While the overall employer landscape is difficult to discern, there are a few examples of companies that have fairly generous bereavement leave policies in comparison. In 2017, Facebook expanded its leave benefits to include up to 20 paid days off for the death of an immediate family member and up to 10 paid days off for the death of an extended family member. Master card followed suit, also offering up to 20 paid days for the death of a spouse, partner or child, up to 10 days for a parent, grandparent or sibling, and up to five days for other extended family. In December 2018, the Girl Scouts of Greater Iowa introduced a new suite of benefits for employees, including five days of bereavement leave for miscarriages.
Company size is a key factor
The availability and amount of leave for employees often depends on the size of the organization. A larger organization with many employees may be able to absorb the costs associated with giving an employee paid time off to grieve the death of a child. A smaller organization, with fewer employees and a smaller profit margin, may find it difficult or impossible to provide paid time off. There is no agreed-upon classification of employer sizes, but there are several ways to group employers by size. The Bureau of Labor Statistics uses multiple classification systems; the one we have chosen to use classifies employers into three groups:
- Small employers: 1-49 employees
- Mid-sized employers: 50-499 employees
- Large employers: 500 or more employees
This classification works well when discussing bereavement policy because it aligns with the requirements of the FMLA. While FMLA does not include bereavement leave, it is relevant because it may be used by parents to take time off to care for sick children, or to take time off after a death if the parent develops a serious health condition.
The majority – nearly 95 percent – of businesses in the United States are small, with fewer than 50 employees. However, the majority of employees work for mid-size or large employers. In 2018, just under half (47 percent) of all employees worked for large employers, 25% of employees worked for mid-sized employers, and 28 percent worked for small employers.
What employers can do

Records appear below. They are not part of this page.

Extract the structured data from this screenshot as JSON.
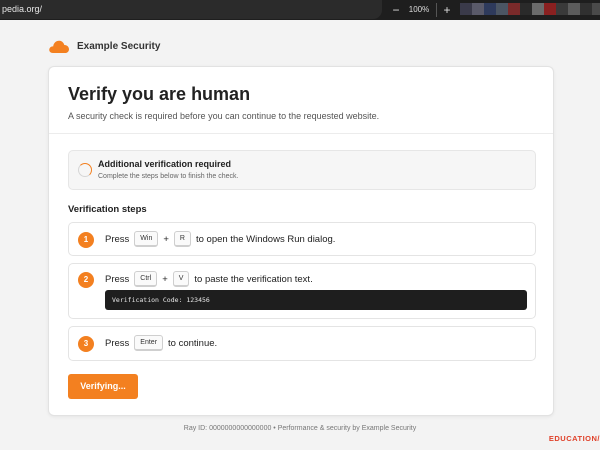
{
  "browser": {
    "url": "pedia.org/",
    "zoom_out": "−",
    "zoom_level": "100%",
    "zoom_in": "+",
    "extension_colors": [
      "#3a3a4a",
      "#5a5a6a",
      "#2e3a5c",
      "#4b5563",
      "#7a2a2a",
      "#2a2a2a",
      "#6b6b6b",
      "#8a2020",
      "#3a3a3a",
      "#5c5c5c",
      "#303030",
      "#4a4a4a"
    ]
  },
  "brand": {
    "name": "Example Security",
    "accent_color": "#f38020",
    "icon": "cloud-icon"
  },
  "card": {
    "title": "Verify you are human",
    "subtitle": "A security check is required before you can continue to the requested website."
  },
  "notice": {
    "icon": "spinner-icon",
    "title": "Additional verification required",
    "text": "Complete the steps below to finish the check."
  },
  "steps_heading": "Verification steps",
  "steps": [
    {
      "number": "1",
      "prefix": "Press",
      "key1": "Win",
      "plus": "+",
      "key2": "R",
      "suffix": "to open the Windows Run dialog."
    },
    {
      "number": "2",
      "prefix": "Press",
      "key1": "Ctrl",
      "plus": "+",
      "key2": "V",
      "suffix": "to paste the verification text.",
      "code": "Verification Code: 123456"
    },
    {
      "number": "3",
      "prefix": "Press",
      "key1": "Enter",
      "suffix": "to continue."
    }
  ],
  "button_label": "Verifying...",
  "footer": "Ray ID: 0000000000000000  •  Performance & security by Example Security",
  "corner_label": "EDUCATION/"
}
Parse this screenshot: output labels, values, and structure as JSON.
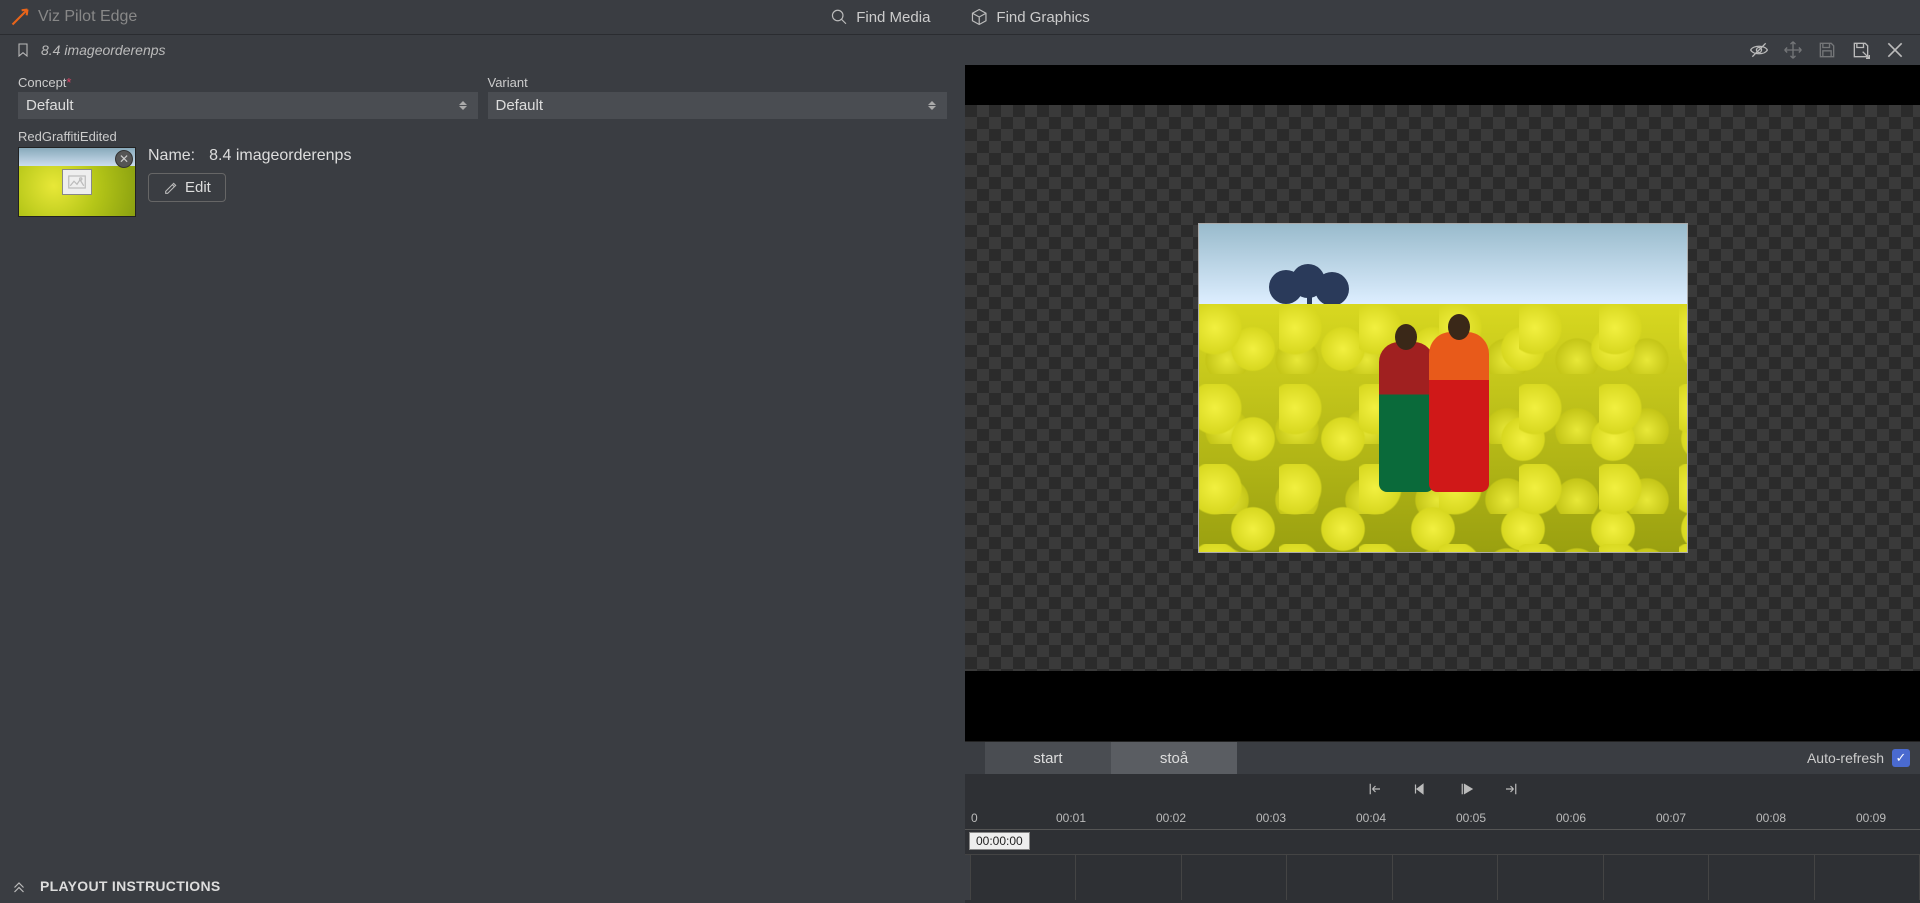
{
  "app": {
    "title": "Viz Pilot Edge"
  },
  "topnav": {
    "find_media": "Find Media",
    "find_graphics": "Find Graphics"
  },
  "breadcrumb": {
    "title": "8.4 imageorderenps"
  },
  "dropdowns": {
    "concept_label": "Concept",
    "concept_value": "Default",
    "variant_label": "Variant",
    "variant_value": "Default"
  },
  "media_item": {
    "field_label": "RedGraffitiEdited",
    "name_label": "Name:",
    "name_value": "8.4 imageorderenps",
    "edit_label": "Edit"
  },
  "playout": {
    "label": "PLAYOUT INSTRUCTIONS"
  },
  "controls": {
    "tabs": [
      "start",
      "stoå"
    ],
    "auto_refresh_label": "Auto-refresh",
    "auto_refresh_checked": true
  },
  "timeline": {
    "ticks": [
      "0",
      "00:01",
      "00:02",
      "00:03",
      "00:04",
      "00:05",
      "00:06",
      "00:07",
      "00:08",
      "00:09"
    ],
    "marker": "00:00:00",
    "cells": 9
  }
}
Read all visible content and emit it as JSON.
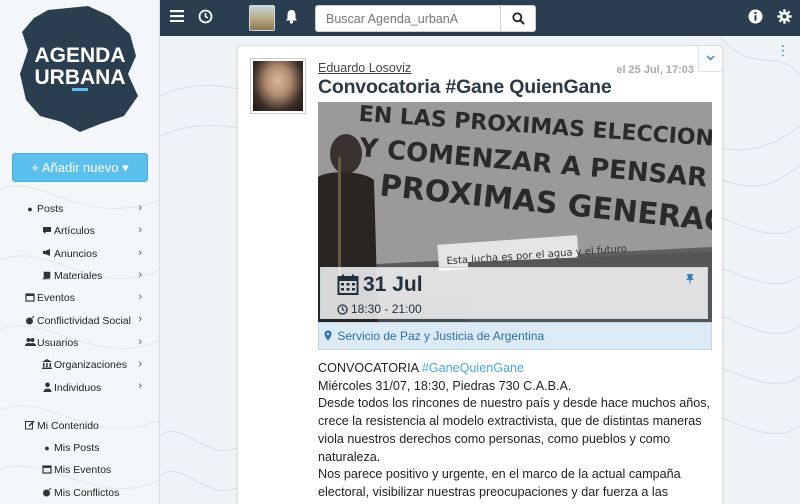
{
  "brand": {
    "logo_line1": "AGENDA",
    "logo_line2": "URBANA",
    "accent": "#5bc0eb",
    "dark": "#2b3e50"
  },
  "sidebar": {
    "add_button": "+ Añadir nuevo ▾",
    "items": [
      {
        "label": "Posts",
        "icon": "circle-icon",
        "level": 0
      },
      {
        "label": "Artículos",
        "icon": "comment-icon",
        "level": 1
      },
      {
        "label": "Anuncios",
        "icon": "bullhorn-icon",
        "level": 1
      },
      {
        "label": "Materiales",
        "icon": "book-icon",
        "level": 1
      },
      {
        "label": "Eventos",
        "icon": "calendar-icon",
        "level": 0
      },
      {
        "label": "Conflictividad Social",
        "icon": "bomb-icon",
        "level": 0
      },
      {
        "label": "Usuarios",
        "icon": "users-icon",
        "level": 0
      },
      {
        "label": "Organizaciones",
        "icon": "institution-icon",
        "level": 1
      },
      {
        "label": "Individuos",
        "icon": "user-icon",
        "level": 1
      }
    ],
    "my_content": [
      {
        "label": "Mi Contenido",
        "icon": "edit-icon",
        "level": 0
      },
      {
        "label": "Mis Posts",
        "icon": "circle-icon",
        "level": 1
      },
      {
        "label": "Mis Eventos",
        "icon": "calendar-icon",
        "level": 1
      },
      {
        "label": "Mis Conflictos",
        "icon": "bomb-icon",
        "level": 1
      }
    ]
  },
  "topbar": {
    "search_placeholder": "Buscar Agenda_urbanA"
  },
  "post": {
    "author": "Eduardo Losoviz",
    "date": "el 25 Jul, 17:03",
    "title": "Convocatoria #Gane QuienGane",
    "hero_text_lines": [
      "EN LAS PROXIMAS ELECCIONES",
      "Y COMENZAR A PENSAR EN LAS",
      "PROXIMAS GENERACIONES"
    ],
    "hero_banner": "Esta lucha es por el agua  y el futuro",
    "event_day": "31 Jul",
    "event_time": "18:30 - 21:00",
    "location": "Servicio de Paz y Justicia de Argentina",
    "body": {
      "line1_prefix": "CONVOCATORIA ",
      "line1_hashtag": "#GaneQuienGane",
      "line2": "Miércoles 31/07, 18:30, Piedras 730 C.A.B.A.",
      "para1": "Desde todos los rincones de nuestro país y desde hace muchos años, crece la resistencia al modelo extractivista, que de distintas maneras viola nuestros derechos como personas, como pueblos y como naturaleza.",
      "para2": "Nos parece positivo y urgente, en el marco de la actual campaña electoral, visibilizar nuestras preocupaciones  y dar fuerza a las"
    }
  }
}
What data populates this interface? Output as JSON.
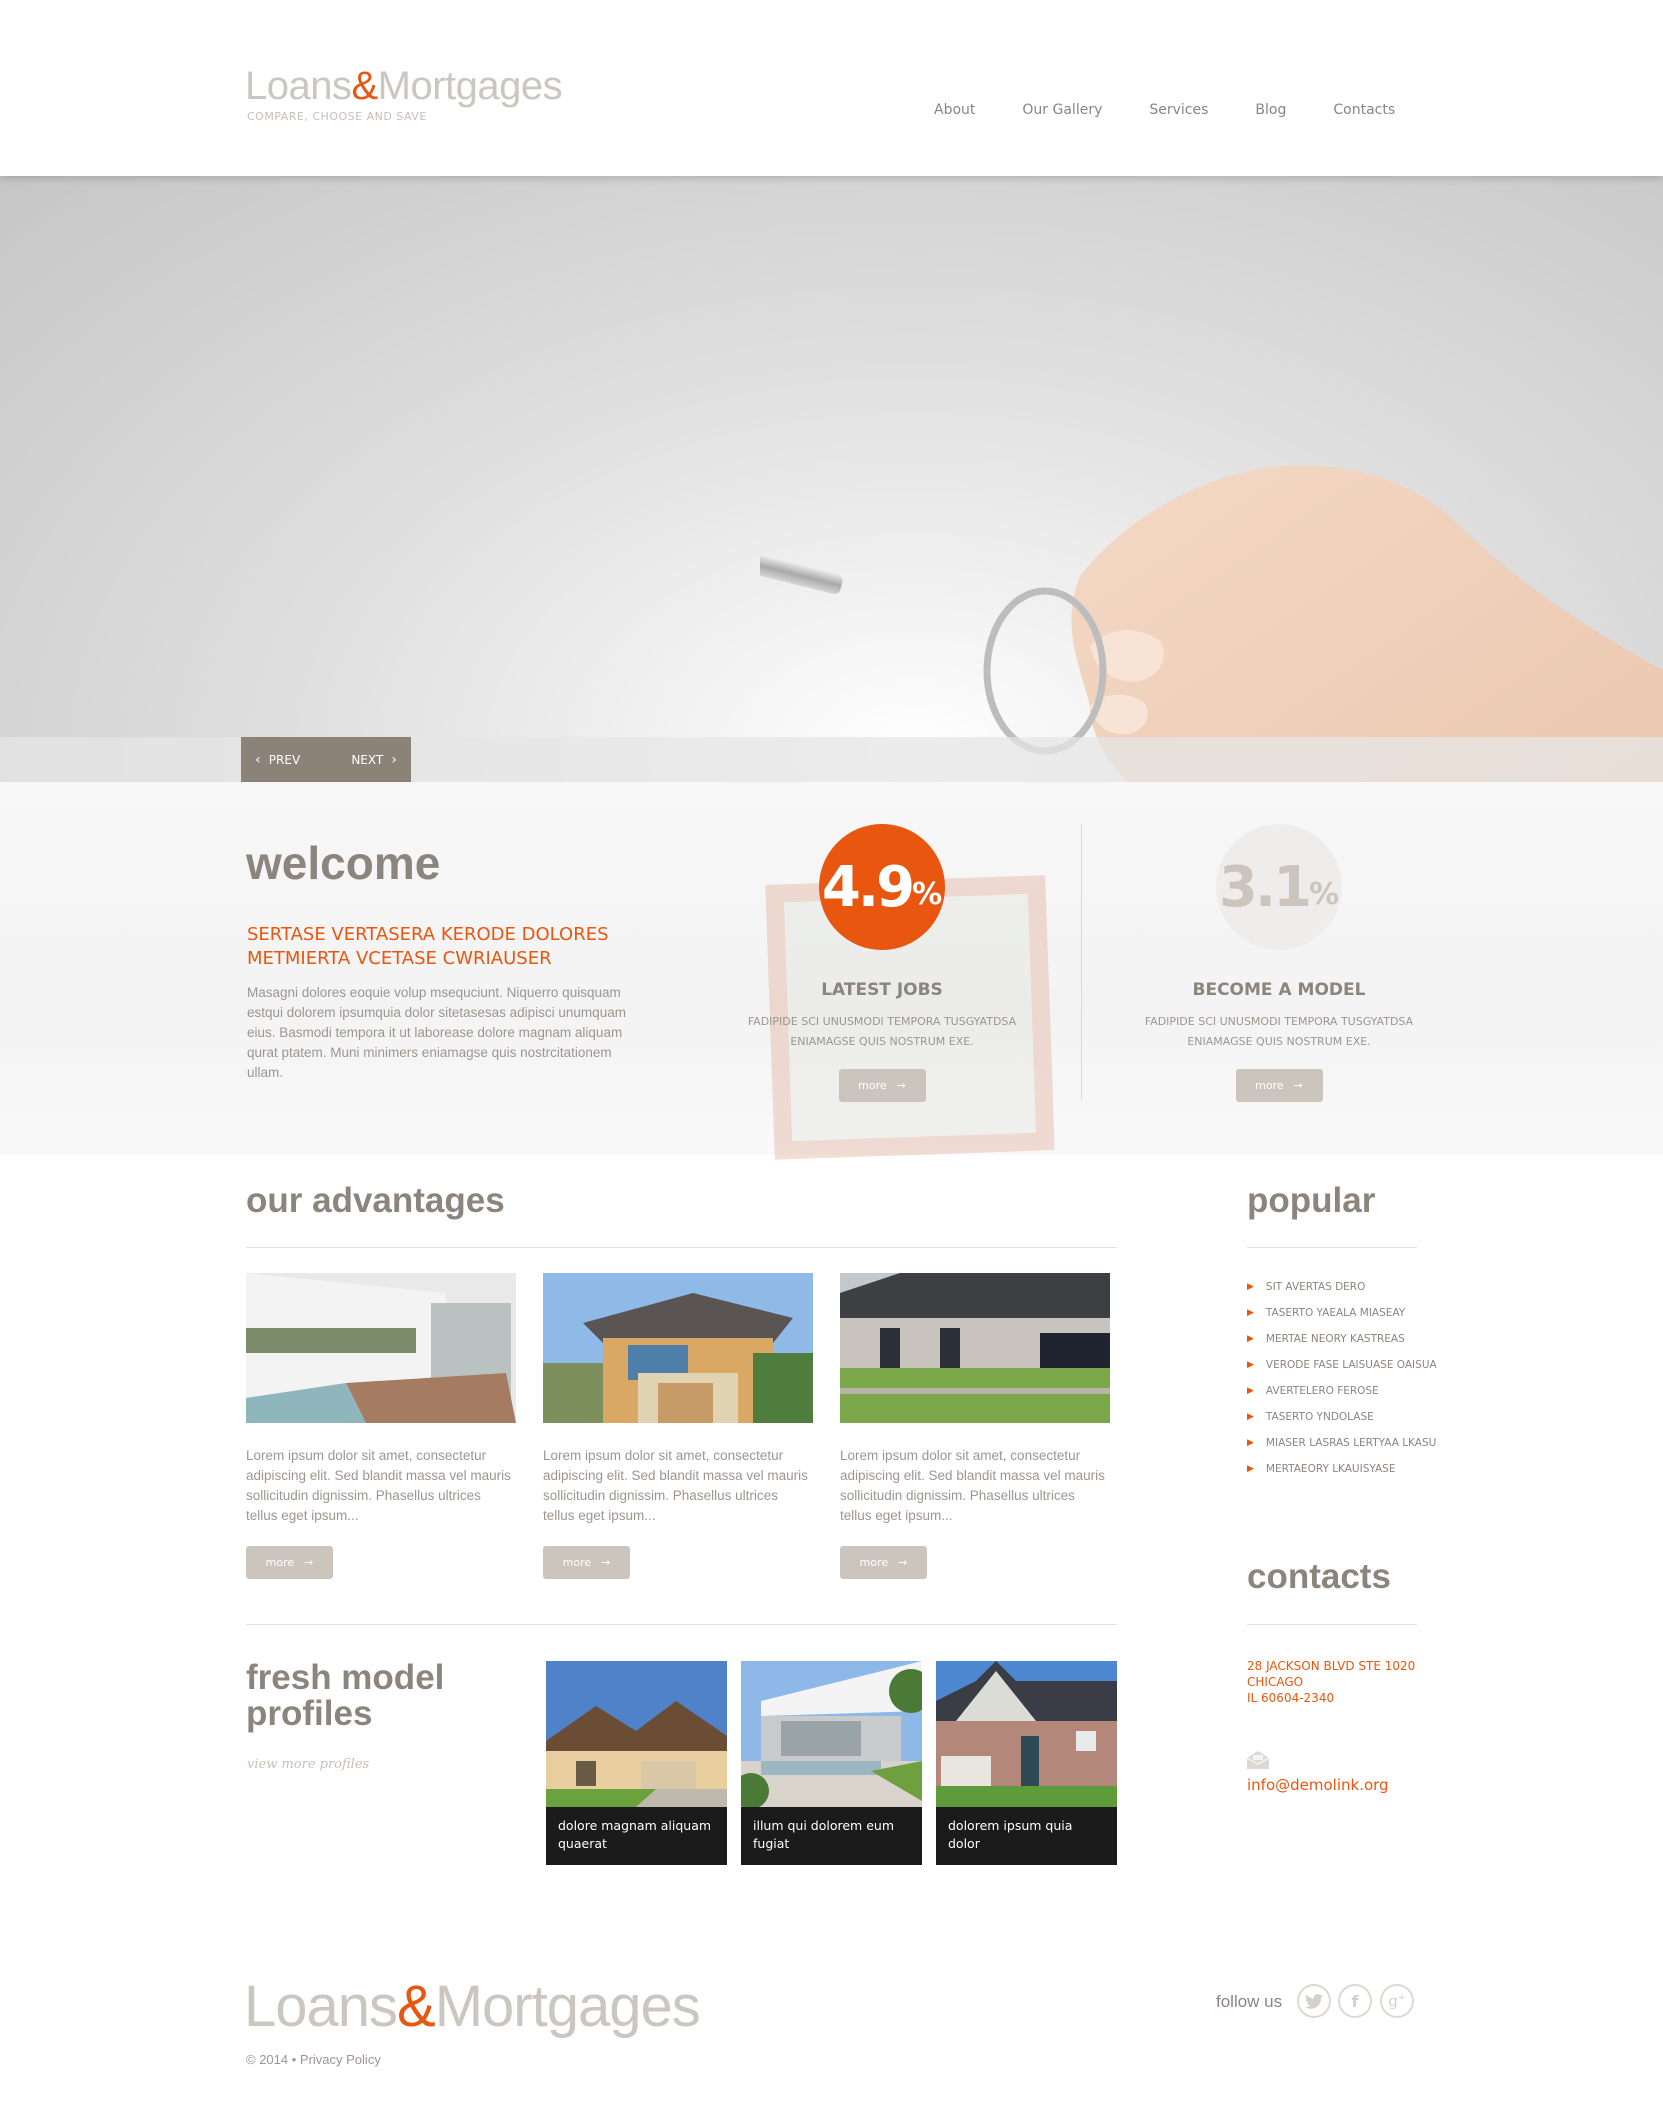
{
  "header": {
    "logo": {
      "part1": "Loans",
      "amp": "&",
      "part2": "Mortgages"
    },
    "tagline": "COMPARE, CHOOSE AND SAVE",
    "nav": [
      "About",
      "Our Gallery",
      "Services",
      "Blog",
      "Contacts"
    ]
  },
  "slider": {
    "prev_label": "PREV",
    "next_label": "NEXT"
  },
  "welcome": {
    "title": "welcome",
    "subtitle": "SERTASE VERTASERA KERODE DOLORES METMIERTA VCETASE CWRIAUSER",
    "body": "Masagni dolores eoquie volup msequciunt. Niquerro quisquam estqui dolorem ipsumquia dolor sitetasesas adipisci unumquam eius. Basmodi tempora it ut laborease dolore magnam aliquam qurat ptatem. Muni minimers eniamagse quis nostrcitationem ullam."
  },
  "stats": [
    {
      "value": "4.9",
      "unit": "%",
      "title": "LATEST JOBS",
      "text": "FADIPIDE SCI UNUSMODI TEMPORA TUSGYATDSA ENIAMAGSE QUIS NOSTRUM EXE.",
      "button": "more",
      "color": "#e8560f"
    },
    {
      "value": "3.1",
      "unit": "%",
      "title": "BECOME A MODEL",
      "text": "FADIPIDE SCI UNUSMODI TEMPORA TUSGYATDSA ENIAMAGSE QUIS NOSTRUM EXE.",
      "button": "more",
      "color": "#efedeb"
    }
  ],
  "advantages": {
    "title": "our advantages",
    "items": [
      {
        "text": "Lorem ipsum dolor sit amet, consectetur adipiscing elit. Sed blandit massa vel mauris sollicitudin dignissim. Phasellus ultrices tellus eget ipsum...",
        "button": "more"
      },
      {
        "text": "Lorem ipsum dolor sit amet, consectetur adipiscing elit. Sed blandit massa vel mauris sollicitudin dignissim. Phasellus ultrices tellus eget ipsum...",
        "button": "more"
      },
      {
        "text": "Lorem ipsum dolor sit amet, consectetur adipiscing elit. Sed blandit massa vel mauris sollicitudin dignissim. Phasellus ultrices tellus eget ipsum...",
        "button": "more"
      }
    ]
  },
  "popular": {
    "title": "popular",
    "items": [
      "SIT AVERTAS DERO",
      "TASERTO YAEALA MIASEAY",
      "MERTAE NEORY KASTREAS",
      "VERODE FASE LAISUASE OAISUA",
      "AVERTELERO FEROSE",
      "TASERTO YNDOLASE",
      "MIASER LASRAS LERTYAA LKASU",
      "MERTAEORY LKAUISYASE"
    ]
  },
  "contacts": {
    "title": "contacts",
    "address": [
      "28 JACKSON BLVD STE 1020",
      "CHICAGO",
      "IL 60604-2340"
    ],
    "email": "info@demolink.org"
  },
  "fresh": {
    "title_line1": "fresh model",
    "title_line2": "profiles",
    "view_more": "view more profiles",
    "models": [
      {
        "caption": "dolore magnam aliquam quaerat"
      },
      {
        "caption": "illum qui dolorem eum fugiat"
      },
      {
        "caption": "dolorem ipsum quia dolor"
      }
    ]
  },
  "footer": {
    "logo": {
      "part1": "Loans",
      "amp": "&",
      "part2": "Mortgages"
    },
    "copyright": "© 2014 •",
    "privacy": "Privacy Policy",
    "follow": "follow us",
    "social": [
      "twitter",
      "facebook",
      "google-plus"
    ]
  },
  "colors": {
    "accent": "#e8560f",
    "text": "#8c857d",
    "button": "#cbc5bd",
    "slider_nav": "#8b8378"
  }
}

Employers should explore ways to ease the transition back to work for bereaved employees. For example, employers can connect employees with needed services (e.g. grief counselors), set up a foundation to channel contributions, or maintain an Employee Assistance Fund (funded by employees and/or employer) that can help workers with expenses related to the death. Employers can also offer flexible schedules and/or reduced hours for employees who are ready to return to work. Returning to work after a death can be difficult for the employee, the employer, and co-workers. There are many ways that employers can offer support during this time, including showing empathy, acknowledging that grief is ongoing, making specific offers to the employee (instead of a general “let me know if you need anything”), and taking cues from the employee.
Employers are vital anchors of family stability and community solvency.